# PROBLEM DETAILS:
Say how many lines in the material below include "center". The answer is the number alone.

# SUPPLIED DATA:

- Opening Delimiter -

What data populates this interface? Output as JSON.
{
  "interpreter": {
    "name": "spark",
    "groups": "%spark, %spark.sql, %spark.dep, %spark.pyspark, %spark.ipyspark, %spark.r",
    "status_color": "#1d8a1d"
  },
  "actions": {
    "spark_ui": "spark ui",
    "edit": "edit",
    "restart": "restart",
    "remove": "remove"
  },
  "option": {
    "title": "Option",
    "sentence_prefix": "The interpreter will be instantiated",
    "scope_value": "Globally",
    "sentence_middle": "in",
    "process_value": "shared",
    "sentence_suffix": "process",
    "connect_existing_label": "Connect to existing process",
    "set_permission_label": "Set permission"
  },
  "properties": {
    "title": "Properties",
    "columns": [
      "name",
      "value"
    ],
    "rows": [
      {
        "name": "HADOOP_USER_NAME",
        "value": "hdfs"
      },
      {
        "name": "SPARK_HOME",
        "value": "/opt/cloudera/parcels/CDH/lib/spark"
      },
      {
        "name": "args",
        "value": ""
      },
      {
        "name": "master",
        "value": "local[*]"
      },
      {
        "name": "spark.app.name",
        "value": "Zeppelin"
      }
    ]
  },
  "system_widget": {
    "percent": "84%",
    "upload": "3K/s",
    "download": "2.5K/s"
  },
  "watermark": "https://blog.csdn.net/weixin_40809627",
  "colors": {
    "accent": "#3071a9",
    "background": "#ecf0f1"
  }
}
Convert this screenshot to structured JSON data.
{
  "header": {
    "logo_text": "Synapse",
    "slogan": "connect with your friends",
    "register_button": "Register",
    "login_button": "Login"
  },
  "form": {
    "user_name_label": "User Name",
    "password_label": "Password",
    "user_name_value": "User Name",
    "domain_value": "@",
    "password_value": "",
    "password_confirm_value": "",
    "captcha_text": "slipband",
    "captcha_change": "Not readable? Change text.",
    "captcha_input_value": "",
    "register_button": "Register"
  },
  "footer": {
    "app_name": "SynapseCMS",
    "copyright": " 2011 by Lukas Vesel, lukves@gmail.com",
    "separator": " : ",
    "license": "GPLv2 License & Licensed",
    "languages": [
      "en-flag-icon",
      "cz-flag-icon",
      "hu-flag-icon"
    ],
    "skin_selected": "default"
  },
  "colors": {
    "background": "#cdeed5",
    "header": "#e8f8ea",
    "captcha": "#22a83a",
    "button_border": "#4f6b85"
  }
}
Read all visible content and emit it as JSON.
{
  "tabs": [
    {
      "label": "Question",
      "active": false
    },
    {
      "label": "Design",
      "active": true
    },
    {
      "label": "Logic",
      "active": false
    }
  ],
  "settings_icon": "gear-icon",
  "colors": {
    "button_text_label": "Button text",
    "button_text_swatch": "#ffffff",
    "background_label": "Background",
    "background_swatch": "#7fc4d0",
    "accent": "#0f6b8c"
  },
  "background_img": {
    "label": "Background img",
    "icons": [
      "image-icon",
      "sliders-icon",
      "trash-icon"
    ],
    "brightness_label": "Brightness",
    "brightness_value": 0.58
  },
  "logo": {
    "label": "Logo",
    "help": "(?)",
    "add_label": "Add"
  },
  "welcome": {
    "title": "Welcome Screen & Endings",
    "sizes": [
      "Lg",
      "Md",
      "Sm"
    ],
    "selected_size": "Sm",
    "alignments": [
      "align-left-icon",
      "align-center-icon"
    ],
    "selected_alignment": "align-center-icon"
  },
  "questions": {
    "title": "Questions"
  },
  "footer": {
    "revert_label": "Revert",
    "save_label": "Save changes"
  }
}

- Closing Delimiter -

# OUTPUT FOR THIS EXERCISE:
2